Featured Artists: October 2019

Every day, bookers, promoters and event planners across the country discover and book Gigmor artists on our platform. To celebrate the amazing musicians on our site, we’ll be highlighting a curated sample of some of our favorite Gigmor Pro artists to those industry pros each month. If you want to be included as a Gigmor Featured Artist, make sure to update your profile with new music and videos. Then shoot us an email at info@gigmor.com to let us know if you’re ready to be highlighted and promoted to thousands of talent seekers ready to discover YOU!  

Without further ado, here are the Gigmor Featured Artists for October 2019!

GIGMOR FEATURED ARTISTS 


Piper Hays 
Los Angeles, California 
Americana, Blues, Indie
Featured artists - Piper Hays

Frank Bell 
New York, New York 
Folk, Pop, Singer/Songwriter
Featured artists - frank bell

Bron Burbank
Round Rock, Texas 
Country, Rock
Featured artists - Bron Burbank

Swivel Tactic
Los Angeles, California 
Pop, Reggae, Rock
featured artists - swivel tactic

To stay on top of new gigging opportunities, make sure to login into Gigmor regularly and head to the gigs page! We get killer new gigs EVERY DAY!  

And don’t forget to update your profile and forward it to info@gigmor.com to be selected for next months featured artists!  

Rock On! Team Gigmor 

From archive: How to book gigs on Gigmor

Local Fan Base

Estimated Local Fan Base: Gigmor Exclusive

We are super excited to announce the arrival of a new tool that will help both the artist and talent seekers during the booking process, Gigmor’s Estimated Local Fan Base

It’s designed to see artists’ audience growth and career trajectory in one place. We believe this will become an essential tool for indie artists who are growing their career and building a fan base as well as for talent seekers who are trying to predict ticket sales and concert attendance.

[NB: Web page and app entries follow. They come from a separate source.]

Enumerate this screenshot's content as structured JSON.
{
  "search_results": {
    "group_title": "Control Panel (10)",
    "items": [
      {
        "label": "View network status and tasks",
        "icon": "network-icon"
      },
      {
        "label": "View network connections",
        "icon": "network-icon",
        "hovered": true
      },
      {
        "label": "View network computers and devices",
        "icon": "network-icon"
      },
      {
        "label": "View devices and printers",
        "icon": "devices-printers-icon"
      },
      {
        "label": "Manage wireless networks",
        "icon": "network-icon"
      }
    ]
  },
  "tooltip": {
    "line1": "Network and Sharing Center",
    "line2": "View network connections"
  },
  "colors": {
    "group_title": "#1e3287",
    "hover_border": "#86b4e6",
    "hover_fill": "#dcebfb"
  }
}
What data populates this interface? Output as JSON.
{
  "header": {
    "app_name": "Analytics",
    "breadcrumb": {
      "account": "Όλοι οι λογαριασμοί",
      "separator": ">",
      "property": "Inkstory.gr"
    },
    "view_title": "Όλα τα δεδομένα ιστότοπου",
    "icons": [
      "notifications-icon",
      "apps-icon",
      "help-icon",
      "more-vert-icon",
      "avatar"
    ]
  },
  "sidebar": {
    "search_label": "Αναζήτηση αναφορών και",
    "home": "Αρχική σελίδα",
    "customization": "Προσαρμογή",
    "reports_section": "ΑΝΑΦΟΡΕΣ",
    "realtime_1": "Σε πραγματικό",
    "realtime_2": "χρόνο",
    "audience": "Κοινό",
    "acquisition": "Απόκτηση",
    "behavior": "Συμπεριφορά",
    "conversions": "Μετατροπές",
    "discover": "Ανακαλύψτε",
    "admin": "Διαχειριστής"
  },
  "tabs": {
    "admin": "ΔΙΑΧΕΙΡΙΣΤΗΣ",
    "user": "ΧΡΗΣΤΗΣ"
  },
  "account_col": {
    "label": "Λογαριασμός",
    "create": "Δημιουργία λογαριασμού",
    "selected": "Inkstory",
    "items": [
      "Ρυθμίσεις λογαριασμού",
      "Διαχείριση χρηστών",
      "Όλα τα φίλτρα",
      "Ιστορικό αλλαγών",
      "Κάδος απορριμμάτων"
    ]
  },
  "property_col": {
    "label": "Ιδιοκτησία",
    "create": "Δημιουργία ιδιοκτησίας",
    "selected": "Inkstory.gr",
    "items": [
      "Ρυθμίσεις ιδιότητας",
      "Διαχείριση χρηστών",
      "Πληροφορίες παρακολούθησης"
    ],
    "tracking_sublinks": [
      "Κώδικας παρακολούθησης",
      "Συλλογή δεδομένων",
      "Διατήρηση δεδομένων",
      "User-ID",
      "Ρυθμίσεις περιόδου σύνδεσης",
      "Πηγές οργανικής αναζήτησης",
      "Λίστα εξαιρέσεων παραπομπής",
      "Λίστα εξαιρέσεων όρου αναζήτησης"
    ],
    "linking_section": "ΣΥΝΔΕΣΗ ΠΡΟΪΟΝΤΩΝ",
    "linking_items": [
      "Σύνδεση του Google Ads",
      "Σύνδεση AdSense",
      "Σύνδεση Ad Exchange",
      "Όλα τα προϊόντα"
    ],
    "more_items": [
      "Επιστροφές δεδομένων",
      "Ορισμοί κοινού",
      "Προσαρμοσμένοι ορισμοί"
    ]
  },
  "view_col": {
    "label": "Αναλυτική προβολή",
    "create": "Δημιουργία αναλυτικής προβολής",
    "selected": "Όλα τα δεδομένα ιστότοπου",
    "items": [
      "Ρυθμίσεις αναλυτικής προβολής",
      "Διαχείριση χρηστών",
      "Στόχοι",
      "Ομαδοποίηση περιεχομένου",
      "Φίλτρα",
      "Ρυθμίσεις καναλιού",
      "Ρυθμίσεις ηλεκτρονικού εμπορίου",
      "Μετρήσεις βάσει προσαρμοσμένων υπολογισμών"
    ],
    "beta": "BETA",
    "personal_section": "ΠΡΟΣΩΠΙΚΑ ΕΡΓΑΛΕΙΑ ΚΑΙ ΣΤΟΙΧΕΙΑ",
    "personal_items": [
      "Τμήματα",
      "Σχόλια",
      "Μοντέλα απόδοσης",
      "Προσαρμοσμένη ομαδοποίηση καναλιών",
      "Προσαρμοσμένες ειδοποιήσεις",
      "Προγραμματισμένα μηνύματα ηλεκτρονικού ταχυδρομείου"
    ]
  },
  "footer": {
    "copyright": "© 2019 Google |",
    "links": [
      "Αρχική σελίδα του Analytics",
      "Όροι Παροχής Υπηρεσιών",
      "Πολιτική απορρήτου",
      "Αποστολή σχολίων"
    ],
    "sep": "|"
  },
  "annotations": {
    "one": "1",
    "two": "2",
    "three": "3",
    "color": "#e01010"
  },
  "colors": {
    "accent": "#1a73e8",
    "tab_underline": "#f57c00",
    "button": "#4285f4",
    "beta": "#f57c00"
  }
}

The Estimated Local Fan Base draws data from an artists social media in a way that is totally unique to Gigmor. Our engineering team developed an accurate way of counting how many fans that artist has in their own city. They also went one step further and developed a way to tell how many fans that artist has in the Talent Seekers city.

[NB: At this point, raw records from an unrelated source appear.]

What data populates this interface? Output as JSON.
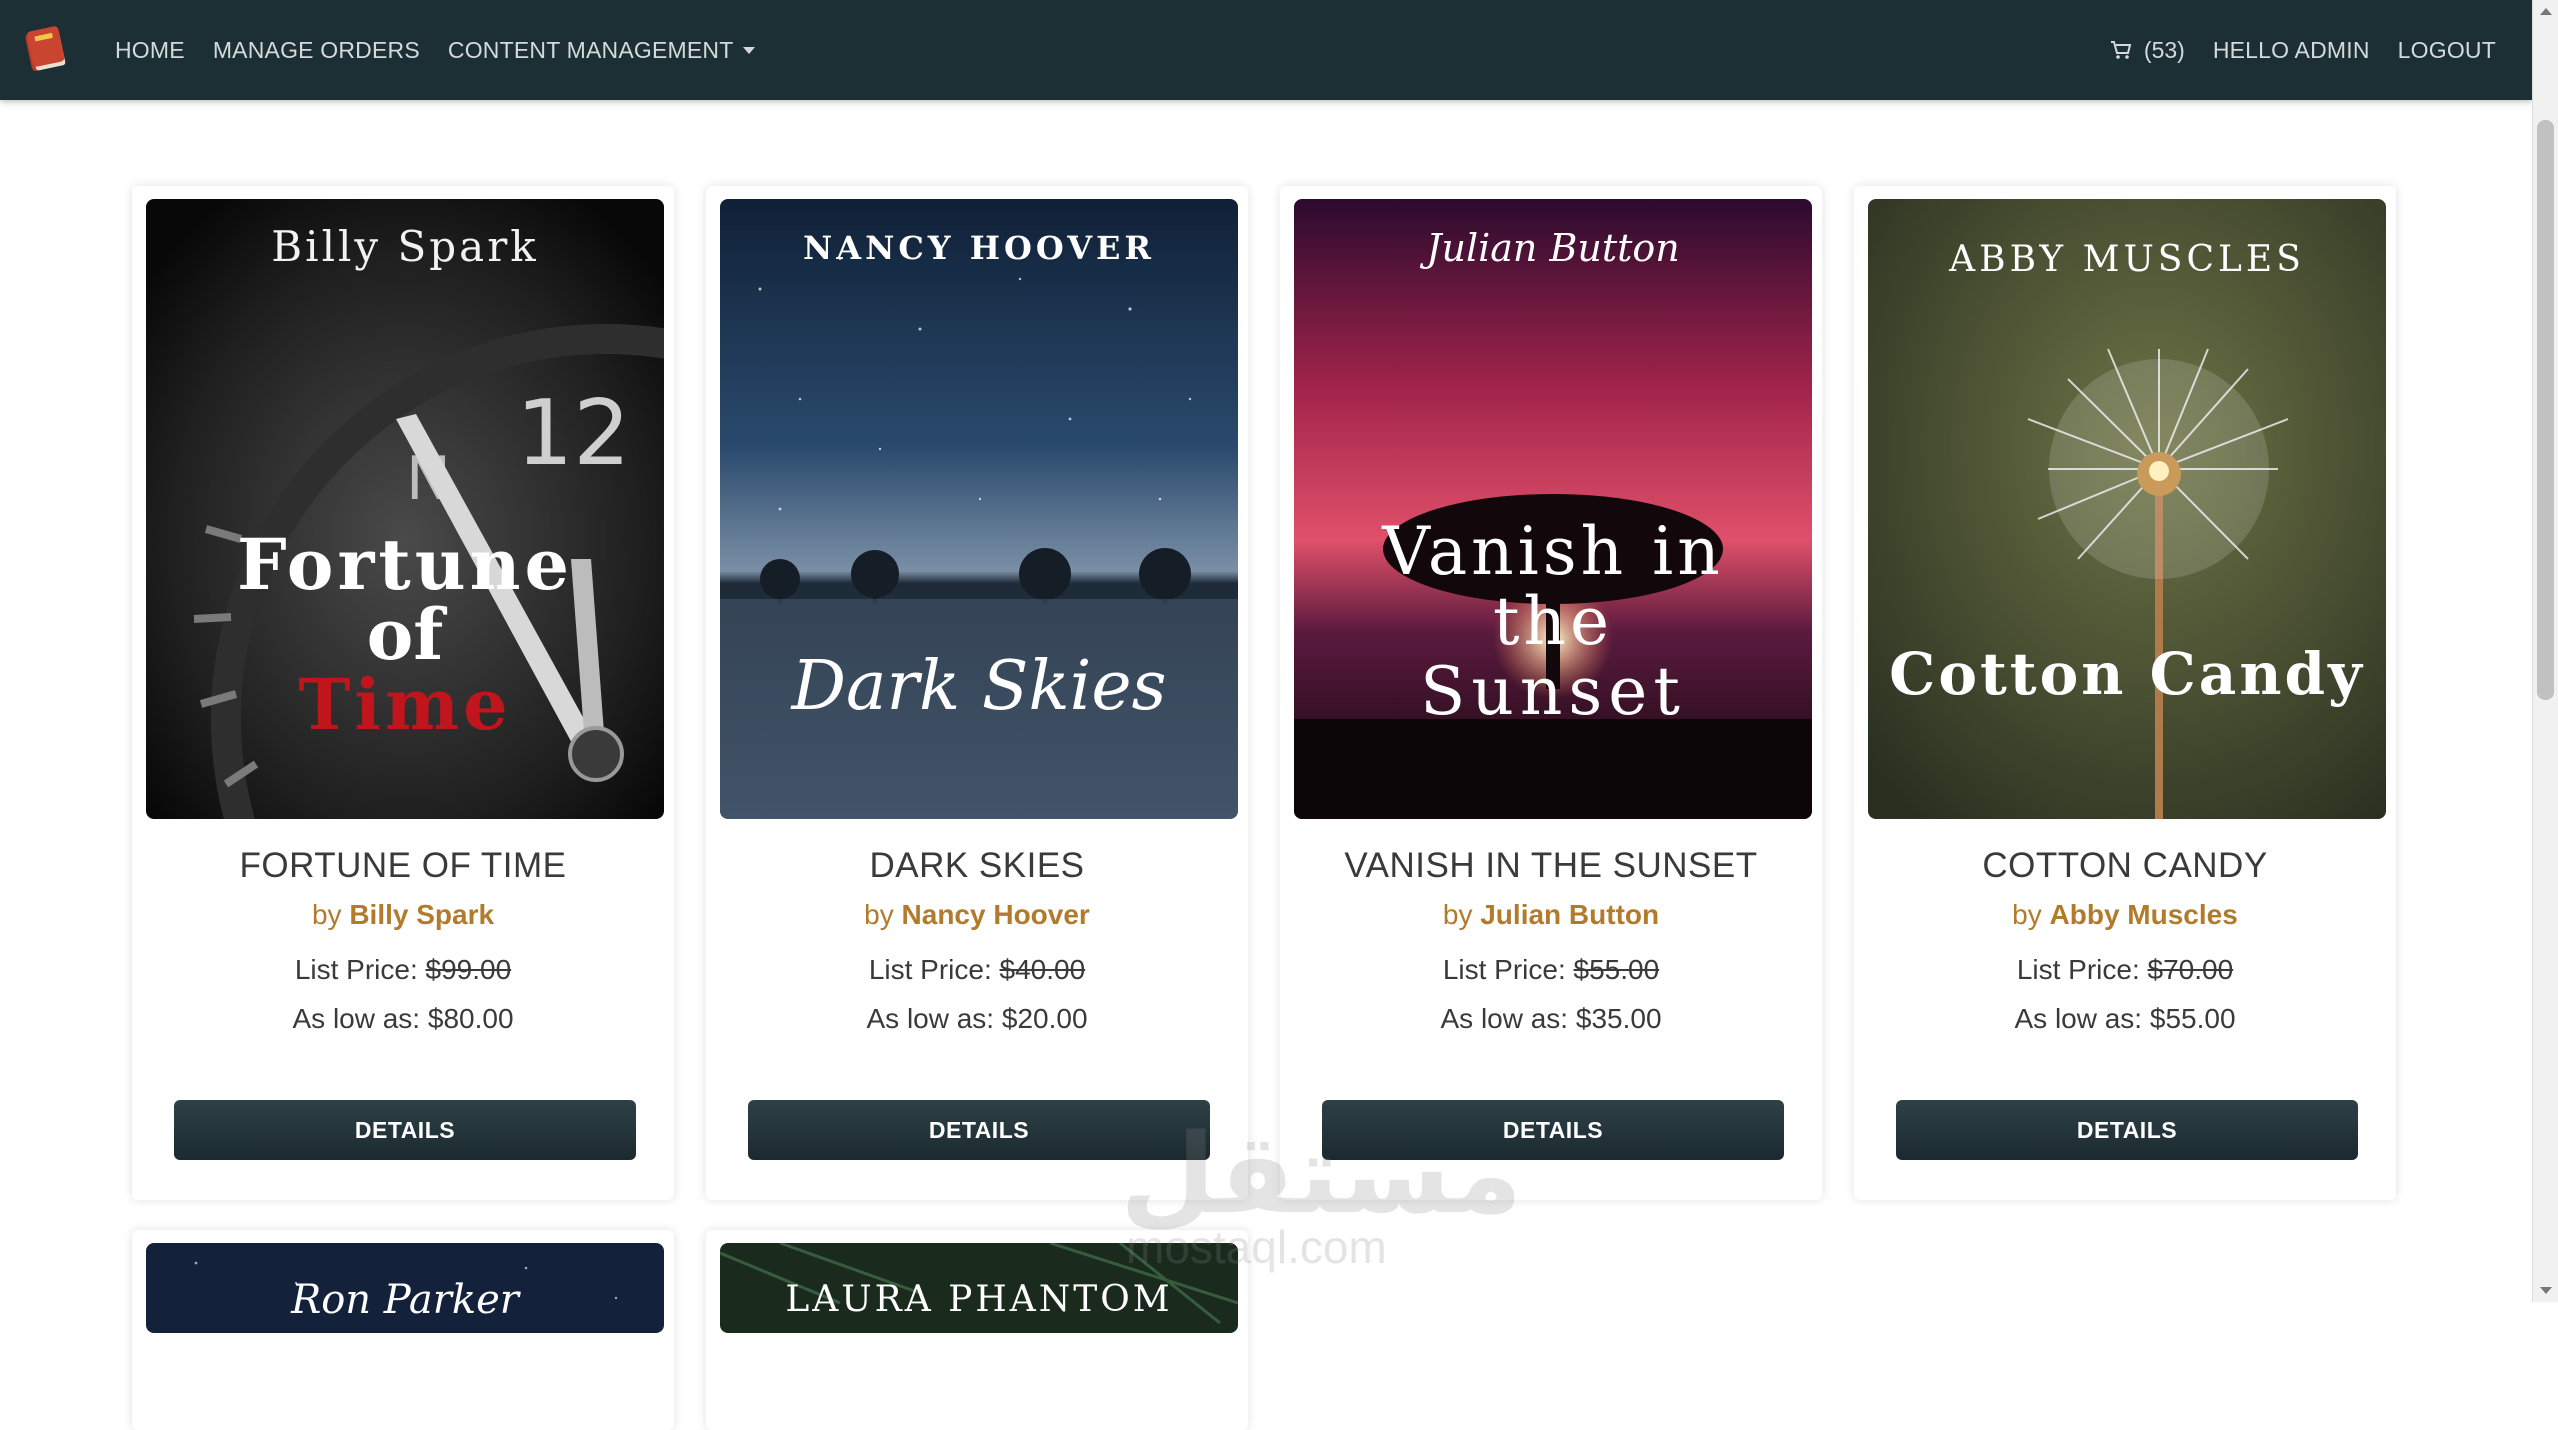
{
  "nav": {
    "brand_icon": "book-logo-icon",
    "links": [
      "HOME",
      "MANAGE ORDERS",
      "CONTENT MANAGEMENT"
    ],
    "cart_count": "(53)",
    "greeting": "HELLO ADMIN",
    "logout": "LOGOUT"
  },
  "books": [
    {
      "cover_author": "Billy Spark",
      "cover_title_1": "Fortune",
      "cover_title_2": "of",
      "cover_title_3": "Time",
      "title": "FORTUNE OF TIME",
      "by": "by",
      "author": "Billy Spark",
      "list_label": "List Price:",
      "list_price": "$99.00",
      "low_label": "As low as:",
      "low_price": "$80.00",
      "button": "DETAILS"
    },
    {
      "cover_author": "NANCY HOOVER",
      "cover_title_1": "Dark Skies",
      "title": "DARK SKIES",
      "by": "by",
      "author": "Nancy Hoover",
      "list_label": "List Price:",
      "list_price": "$40.00",
      "low_label": "As low as:",
      "low_price": "$20.00",
      "button": "DETAILS"
    },
    {
      "cover_author": "Julian Button",
      "cover_title_1": "Vanish in",
      "cover_title_2": "the",
      "cover_title_3": "Sunset",
      "title": "VANISH IN THE SUNSET",
      "by": "by",
      "author": "Julian Button",
      "list_label": "List Price:",
      "list_price": "$55.00",
      "low_label": "As low as:",
      "low_price": "$35.00",
      "button": "DETAILS"
    },
    {
      "cover_author": "ABBY MUSCLES",
      "cover_title_1": "Cotton Candy",
      "title": "COTTON CANDY",
      "by": "by",
      "author": "Abby Muscles",
      "list_label": "List Price:",
      "list_price": "$70.00",
      "low_label": "As low as:",
      "low_price": "$55.00",
      "button": "DETAILS"
    }
  ],
  "partial_books": [
    {
      "cover_author": "Ron Parker"
    },
    {
      "cover_author": "LAURA PHANTOM"
    }
  ],
  "watermark": {
    "arabic": "مستقل",
    "latin": "mostaql.com"
  },
  "colors": {
    "navbar": "#1c2f35",
    "author_accent": "#b27b2c",
    "button": "#24363c"
  }
}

Let’s use Junior227 GigScore for example.

  • Junior227 is a Pro Member.
  • Lives in Denver. 
  • Below ‘Estimated Local Fanbase’ you will see ‘Artist Location.’ 
  • To the right, is ‘My Location’ which is where you are located.
  • Toggle between both to see the difference in the local audience estimate.

In his location, he has an Estimated Fanbase of 60. In LA, it’s 412.  Pretty cool information to have in your arsenal, right? Take a look around Gigmor and you’ll find some pretty amazing artists with some really high scores. Scores that will, hopefully, make booking easier and more reliable for you!  

We’re already planning to add more functionality to what we hope is an essential tool, so stay tuned! To check out how big your local fanbase is, just head to your public profile and click the GigScore tab.

Thanks,

Team Gigmor

From the archive: How to book shows